Exercise details: Look through the entries below, please, and copy every line with the word "date".

The data:
##############################

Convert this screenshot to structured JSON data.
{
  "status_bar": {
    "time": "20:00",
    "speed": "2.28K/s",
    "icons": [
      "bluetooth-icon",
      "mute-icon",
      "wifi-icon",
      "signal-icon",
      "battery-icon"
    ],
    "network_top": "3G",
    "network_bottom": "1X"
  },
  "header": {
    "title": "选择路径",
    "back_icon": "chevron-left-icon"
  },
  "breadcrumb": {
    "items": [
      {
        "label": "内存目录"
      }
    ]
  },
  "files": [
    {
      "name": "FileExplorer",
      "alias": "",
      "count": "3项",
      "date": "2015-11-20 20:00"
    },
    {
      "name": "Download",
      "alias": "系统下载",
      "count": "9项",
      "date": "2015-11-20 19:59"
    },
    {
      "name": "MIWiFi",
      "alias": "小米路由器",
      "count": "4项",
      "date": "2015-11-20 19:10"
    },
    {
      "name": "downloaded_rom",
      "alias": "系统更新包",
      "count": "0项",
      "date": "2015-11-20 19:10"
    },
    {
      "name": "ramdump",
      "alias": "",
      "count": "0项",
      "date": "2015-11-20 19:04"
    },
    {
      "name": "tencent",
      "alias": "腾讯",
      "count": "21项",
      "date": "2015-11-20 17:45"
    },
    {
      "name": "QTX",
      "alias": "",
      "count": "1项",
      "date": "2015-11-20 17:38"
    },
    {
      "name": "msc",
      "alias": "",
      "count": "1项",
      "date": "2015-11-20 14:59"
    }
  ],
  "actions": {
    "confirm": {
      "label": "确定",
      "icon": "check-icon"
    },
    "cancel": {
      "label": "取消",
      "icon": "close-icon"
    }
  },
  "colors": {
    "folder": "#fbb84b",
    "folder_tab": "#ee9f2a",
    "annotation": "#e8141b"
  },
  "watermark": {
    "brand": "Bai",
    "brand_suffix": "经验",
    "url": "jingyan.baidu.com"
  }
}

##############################

Result:
      "date": "2015-11-20 20:00"
      "date": "2015-11-20 19:59"
      "date": "2015-11-20 19:10"
      "date": "2015-11-20 19:10"
      "date": "2015-11-20 19:04"
      "date": "2015-11-20 17:45"
      "date": "2015-11-20 17:38"
      "date": "2015-11-20 14:59"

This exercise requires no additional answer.